**Exercise prompt**
Every record that follows must be returned word for word.

**Records supplied**
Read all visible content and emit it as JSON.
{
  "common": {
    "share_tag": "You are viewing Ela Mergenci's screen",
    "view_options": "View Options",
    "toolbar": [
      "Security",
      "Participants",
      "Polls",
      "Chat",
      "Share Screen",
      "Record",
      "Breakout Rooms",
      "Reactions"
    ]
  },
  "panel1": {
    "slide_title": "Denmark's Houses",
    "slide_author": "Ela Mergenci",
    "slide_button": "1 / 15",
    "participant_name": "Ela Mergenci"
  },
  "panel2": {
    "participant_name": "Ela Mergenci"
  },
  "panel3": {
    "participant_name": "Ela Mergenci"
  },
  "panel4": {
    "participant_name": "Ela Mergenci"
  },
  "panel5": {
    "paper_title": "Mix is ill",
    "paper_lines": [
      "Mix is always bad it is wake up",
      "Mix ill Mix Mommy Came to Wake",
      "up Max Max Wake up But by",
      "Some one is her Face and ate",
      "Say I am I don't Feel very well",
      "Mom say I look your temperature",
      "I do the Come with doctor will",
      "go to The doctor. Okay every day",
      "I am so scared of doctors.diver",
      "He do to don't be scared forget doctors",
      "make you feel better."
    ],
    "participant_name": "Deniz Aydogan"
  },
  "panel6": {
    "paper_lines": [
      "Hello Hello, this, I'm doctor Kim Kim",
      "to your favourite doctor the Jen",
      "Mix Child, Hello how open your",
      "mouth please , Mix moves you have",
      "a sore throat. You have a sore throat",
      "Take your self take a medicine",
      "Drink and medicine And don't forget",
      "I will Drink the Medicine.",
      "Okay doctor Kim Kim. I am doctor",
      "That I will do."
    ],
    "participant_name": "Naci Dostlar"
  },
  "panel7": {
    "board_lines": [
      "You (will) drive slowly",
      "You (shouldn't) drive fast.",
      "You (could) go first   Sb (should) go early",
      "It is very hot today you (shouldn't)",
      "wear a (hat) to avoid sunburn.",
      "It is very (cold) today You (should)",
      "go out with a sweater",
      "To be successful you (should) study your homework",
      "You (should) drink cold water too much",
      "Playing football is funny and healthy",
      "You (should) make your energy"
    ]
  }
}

**Solution to the problem**
Read all visible content and emit it as JSON.
{
  "common": {
    "share_tag": "You are viewing Ela Mergenci's screen",
    "view_options": "View Options",
    "toolbar": [
      "Security",
      "Participants",
      "Polls",
      "Chat",
      "Share Screen",
      "Record",
      "Breakout Rooms",
      "Reactions"
    ]
  },
  "panel1": {
    "slide_title": "Denmark's Houses",
    "slide_author": "Ela Mergenci",
    "slide_button": "1 / 15",
    "participant_name": "Ela Mergenci"
  },
  "panel2": {
    "participant_name": "Ela Mergenci"
  },
  "panel3": {
    "participant_name": "Ela Mergenci"
  },
  "panel4": {
    "participant_name": "Ela Mergenci"
  },
  "panel5": {
    "paper_title": "Mix is ill",
    "paper_lines": [
      "Mix is always bad it is wake up",
      "Mix ill Mix Mommy Came to Wake",
      "up Max Max Wake up But by",
      "Some one is her Face and ate",
      "Say I am I don't Feel very well",
      "Mom say I look your temperature",
      "I do the Come with doctor will",
      "go to The doctor. Okay every day",
      "I am so scared of doctors.diver",
      "He do to don't be scared forget doctors",
      "make you feel better."
    ],
    "participant_name": "Deniz Aydogan"
  },
  "panel6": {
    "paper_lines": [
      "Hello Hello, this, I'm doctor Kim Kim",
      "to your favourite doctor the Jen",
      "Mix Child, Hello how open your",
      "mouth please , Mix moves you have",
      "a sore throat. You have a sore throat",
      "Take your self take a medicine",
      "Drink and medicine And don't forget",
      "I will Drink the Medicine.",
      "Okay doctor Kim Kim. I am doctor",
      "That I will do."
    ],
    "participant_name": "Naci Dostlar"
  },
  "panel7": {
    "board_lines": [
      "You (will) drive slowly",
      "You (shouldn't) drive fast.",
      "You (could) go first   Sb (should) go early",
      "It is very hot today you (shouldn't)",
      "wear a (hat) to avoid sunburn.",
      "It is very (cold) today You (should)",
      "go out with a sweater",
      "To be successful you (should) study your homework",
      "You (should) drink cold water too much",
      "Playing football is funny and healthy",
      "You (should) make your energy"
    ]
  }
}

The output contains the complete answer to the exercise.